Start of Block

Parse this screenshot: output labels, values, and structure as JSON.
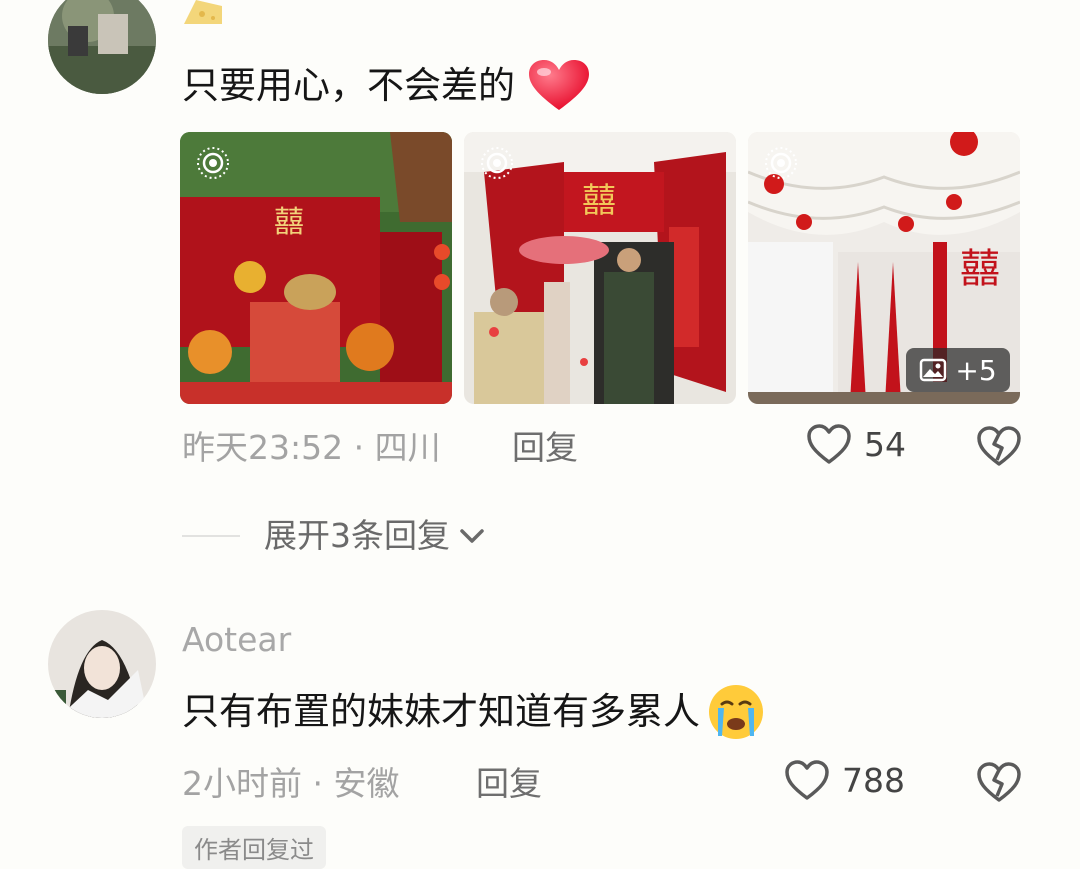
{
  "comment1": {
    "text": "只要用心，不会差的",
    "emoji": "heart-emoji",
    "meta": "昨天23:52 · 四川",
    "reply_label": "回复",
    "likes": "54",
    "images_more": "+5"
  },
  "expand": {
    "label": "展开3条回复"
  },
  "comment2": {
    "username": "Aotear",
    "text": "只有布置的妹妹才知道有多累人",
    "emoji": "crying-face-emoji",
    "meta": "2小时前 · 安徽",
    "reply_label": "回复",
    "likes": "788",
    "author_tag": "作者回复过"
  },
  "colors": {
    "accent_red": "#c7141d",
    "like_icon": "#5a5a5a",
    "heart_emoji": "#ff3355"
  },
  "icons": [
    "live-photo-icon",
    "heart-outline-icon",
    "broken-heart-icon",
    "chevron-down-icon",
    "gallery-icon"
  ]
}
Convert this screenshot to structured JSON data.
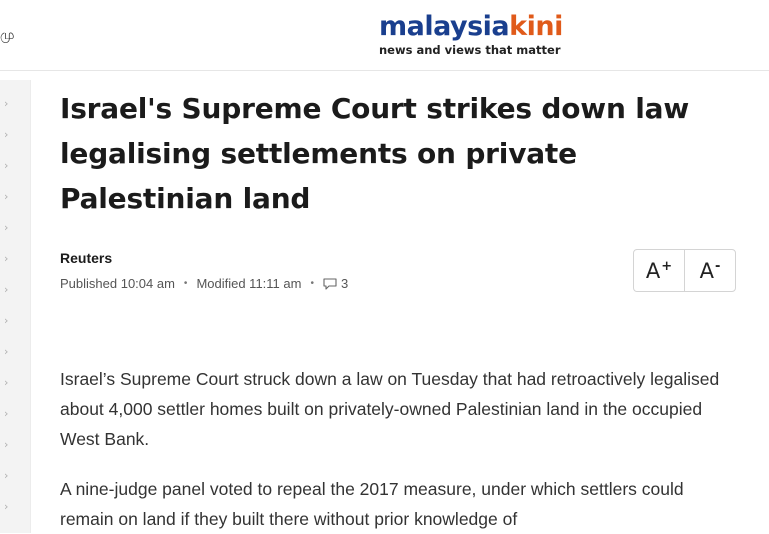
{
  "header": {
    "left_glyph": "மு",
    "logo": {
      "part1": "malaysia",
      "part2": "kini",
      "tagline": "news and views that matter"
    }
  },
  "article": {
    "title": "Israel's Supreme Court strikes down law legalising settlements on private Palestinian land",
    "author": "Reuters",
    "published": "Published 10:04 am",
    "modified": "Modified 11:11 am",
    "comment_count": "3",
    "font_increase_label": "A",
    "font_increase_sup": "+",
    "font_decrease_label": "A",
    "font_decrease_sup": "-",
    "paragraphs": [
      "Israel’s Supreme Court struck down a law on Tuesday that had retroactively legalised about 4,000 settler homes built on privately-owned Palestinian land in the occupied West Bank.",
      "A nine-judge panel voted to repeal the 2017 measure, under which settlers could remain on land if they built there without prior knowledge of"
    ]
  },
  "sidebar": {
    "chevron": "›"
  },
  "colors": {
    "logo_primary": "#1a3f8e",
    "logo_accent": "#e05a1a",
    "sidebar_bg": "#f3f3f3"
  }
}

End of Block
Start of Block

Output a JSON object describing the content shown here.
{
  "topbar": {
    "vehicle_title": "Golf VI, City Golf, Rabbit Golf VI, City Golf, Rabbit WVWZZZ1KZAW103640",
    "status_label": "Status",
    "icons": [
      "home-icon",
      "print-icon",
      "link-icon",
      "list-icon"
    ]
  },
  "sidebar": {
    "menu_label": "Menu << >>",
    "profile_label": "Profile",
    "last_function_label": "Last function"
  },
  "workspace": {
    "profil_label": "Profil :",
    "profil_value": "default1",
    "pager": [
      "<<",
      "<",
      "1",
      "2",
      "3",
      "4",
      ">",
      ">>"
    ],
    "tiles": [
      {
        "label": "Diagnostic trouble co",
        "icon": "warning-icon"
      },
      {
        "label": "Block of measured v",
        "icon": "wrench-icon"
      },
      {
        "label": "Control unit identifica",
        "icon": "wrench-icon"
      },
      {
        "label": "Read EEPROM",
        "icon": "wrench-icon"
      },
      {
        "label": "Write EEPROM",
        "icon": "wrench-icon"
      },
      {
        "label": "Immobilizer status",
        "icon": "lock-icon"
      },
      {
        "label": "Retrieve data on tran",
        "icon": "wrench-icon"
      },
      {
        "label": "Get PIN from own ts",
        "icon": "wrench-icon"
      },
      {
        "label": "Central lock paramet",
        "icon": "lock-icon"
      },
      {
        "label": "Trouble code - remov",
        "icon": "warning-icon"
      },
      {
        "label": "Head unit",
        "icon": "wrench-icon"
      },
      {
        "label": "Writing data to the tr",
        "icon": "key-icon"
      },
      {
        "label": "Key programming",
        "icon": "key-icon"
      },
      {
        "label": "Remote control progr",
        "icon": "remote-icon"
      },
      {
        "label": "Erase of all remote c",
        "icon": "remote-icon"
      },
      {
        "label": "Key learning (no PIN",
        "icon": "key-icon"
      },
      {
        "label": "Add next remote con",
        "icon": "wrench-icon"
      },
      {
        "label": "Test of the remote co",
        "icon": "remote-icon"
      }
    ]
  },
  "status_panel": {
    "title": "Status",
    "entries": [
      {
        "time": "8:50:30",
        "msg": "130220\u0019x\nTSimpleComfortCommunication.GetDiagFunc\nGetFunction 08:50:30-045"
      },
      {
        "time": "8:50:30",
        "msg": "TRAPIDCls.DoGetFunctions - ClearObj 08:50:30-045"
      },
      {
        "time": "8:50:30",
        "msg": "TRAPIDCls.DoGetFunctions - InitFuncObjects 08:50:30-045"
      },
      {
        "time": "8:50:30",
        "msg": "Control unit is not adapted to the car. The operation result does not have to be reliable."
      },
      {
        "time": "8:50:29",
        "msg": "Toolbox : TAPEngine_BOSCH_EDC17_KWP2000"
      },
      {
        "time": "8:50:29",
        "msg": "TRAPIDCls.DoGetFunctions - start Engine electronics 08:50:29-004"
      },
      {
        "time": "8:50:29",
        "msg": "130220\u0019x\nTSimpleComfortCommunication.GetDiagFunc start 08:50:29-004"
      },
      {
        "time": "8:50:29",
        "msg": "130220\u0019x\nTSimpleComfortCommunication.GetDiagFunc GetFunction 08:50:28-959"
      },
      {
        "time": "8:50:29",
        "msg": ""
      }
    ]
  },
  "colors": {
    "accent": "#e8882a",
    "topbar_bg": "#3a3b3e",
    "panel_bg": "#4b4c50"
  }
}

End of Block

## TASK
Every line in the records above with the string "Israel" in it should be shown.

## THE COMPLETED TASK
    "title": "Israel's Supreme Court strikes down law legalising settlements on private Palestinian land",
      "Israel’s Supreme Court struck down a law on Tuesday that had retroactively legalised about 4,000 settler homes built on privately-owned Palestinian land in the occupied West Bank.",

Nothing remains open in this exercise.